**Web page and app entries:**
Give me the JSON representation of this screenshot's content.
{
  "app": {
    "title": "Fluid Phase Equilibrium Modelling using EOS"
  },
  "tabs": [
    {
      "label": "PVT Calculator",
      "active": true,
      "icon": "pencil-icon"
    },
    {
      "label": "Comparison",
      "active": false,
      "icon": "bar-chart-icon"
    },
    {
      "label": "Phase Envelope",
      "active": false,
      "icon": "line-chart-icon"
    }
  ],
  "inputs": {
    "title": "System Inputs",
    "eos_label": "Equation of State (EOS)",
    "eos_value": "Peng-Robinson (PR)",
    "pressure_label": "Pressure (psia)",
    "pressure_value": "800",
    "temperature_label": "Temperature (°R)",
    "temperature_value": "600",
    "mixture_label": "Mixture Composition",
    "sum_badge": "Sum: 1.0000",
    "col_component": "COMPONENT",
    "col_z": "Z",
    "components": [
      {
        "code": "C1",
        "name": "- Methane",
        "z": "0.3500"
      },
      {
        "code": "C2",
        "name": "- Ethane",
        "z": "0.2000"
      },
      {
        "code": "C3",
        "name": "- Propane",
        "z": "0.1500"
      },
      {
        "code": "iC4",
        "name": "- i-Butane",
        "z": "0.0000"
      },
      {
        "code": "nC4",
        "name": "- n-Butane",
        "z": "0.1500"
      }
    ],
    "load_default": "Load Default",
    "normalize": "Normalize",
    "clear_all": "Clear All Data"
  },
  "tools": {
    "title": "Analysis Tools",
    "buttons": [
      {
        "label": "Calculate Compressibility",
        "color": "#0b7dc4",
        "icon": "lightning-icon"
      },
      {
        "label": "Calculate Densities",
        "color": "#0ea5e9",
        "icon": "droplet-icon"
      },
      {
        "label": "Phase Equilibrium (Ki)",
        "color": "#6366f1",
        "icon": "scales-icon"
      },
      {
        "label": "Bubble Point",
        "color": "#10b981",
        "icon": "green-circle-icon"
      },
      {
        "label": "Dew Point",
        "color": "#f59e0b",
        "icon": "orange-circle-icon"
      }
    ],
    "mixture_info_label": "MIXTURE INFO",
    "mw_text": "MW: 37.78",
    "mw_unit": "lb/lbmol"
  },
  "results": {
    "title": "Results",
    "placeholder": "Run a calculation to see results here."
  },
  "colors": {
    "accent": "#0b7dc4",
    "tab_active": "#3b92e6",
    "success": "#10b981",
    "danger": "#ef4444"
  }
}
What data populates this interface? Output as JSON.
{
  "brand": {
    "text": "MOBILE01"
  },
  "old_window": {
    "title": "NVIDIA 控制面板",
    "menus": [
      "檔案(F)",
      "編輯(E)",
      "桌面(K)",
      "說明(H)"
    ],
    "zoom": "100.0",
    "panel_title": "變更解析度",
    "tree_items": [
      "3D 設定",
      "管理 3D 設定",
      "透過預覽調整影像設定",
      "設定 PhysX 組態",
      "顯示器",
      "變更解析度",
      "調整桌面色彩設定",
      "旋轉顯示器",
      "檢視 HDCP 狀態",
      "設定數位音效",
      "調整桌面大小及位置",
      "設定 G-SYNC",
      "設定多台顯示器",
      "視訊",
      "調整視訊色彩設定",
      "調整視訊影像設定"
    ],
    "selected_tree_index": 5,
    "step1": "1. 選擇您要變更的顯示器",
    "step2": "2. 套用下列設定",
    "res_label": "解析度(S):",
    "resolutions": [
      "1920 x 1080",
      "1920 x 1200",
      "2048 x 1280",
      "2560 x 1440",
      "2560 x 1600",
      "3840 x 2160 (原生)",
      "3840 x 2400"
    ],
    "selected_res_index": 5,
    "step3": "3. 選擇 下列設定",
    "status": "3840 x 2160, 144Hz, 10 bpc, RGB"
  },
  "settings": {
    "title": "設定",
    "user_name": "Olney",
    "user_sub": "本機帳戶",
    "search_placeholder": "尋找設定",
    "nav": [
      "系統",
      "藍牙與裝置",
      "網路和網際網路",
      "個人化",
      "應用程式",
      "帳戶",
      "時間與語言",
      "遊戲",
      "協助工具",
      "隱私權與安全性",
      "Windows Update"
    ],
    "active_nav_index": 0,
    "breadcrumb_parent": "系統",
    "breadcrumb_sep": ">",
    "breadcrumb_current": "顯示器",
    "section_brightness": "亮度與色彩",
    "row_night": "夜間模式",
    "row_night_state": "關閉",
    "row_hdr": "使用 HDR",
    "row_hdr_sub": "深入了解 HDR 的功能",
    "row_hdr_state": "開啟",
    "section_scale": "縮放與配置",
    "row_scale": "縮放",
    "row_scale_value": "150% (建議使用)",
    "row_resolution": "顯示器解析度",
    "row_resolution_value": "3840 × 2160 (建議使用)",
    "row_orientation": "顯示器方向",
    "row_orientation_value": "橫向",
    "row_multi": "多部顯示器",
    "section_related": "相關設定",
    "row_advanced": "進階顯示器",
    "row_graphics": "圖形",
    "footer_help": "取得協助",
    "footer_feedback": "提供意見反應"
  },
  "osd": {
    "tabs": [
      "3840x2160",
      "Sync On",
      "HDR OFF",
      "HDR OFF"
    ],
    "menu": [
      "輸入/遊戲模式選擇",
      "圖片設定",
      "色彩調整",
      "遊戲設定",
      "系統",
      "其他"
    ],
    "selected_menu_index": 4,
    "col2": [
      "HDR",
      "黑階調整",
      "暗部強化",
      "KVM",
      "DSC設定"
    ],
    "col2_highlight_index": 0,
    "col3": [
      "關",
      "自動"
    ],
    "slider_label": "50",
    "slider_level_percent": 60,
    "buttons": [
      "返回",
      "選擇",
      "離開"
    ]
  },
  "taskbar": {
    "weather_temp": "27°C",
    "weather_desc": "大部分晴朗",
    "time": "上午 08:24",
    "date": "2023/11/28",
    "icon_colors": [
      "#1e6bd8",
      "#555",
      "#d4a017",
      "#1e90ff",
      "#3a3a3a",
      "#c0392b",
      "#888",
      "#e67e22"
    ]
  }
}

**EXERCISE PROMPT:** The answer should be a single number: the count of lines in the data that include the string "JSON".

**ANSWER SPACE:** 2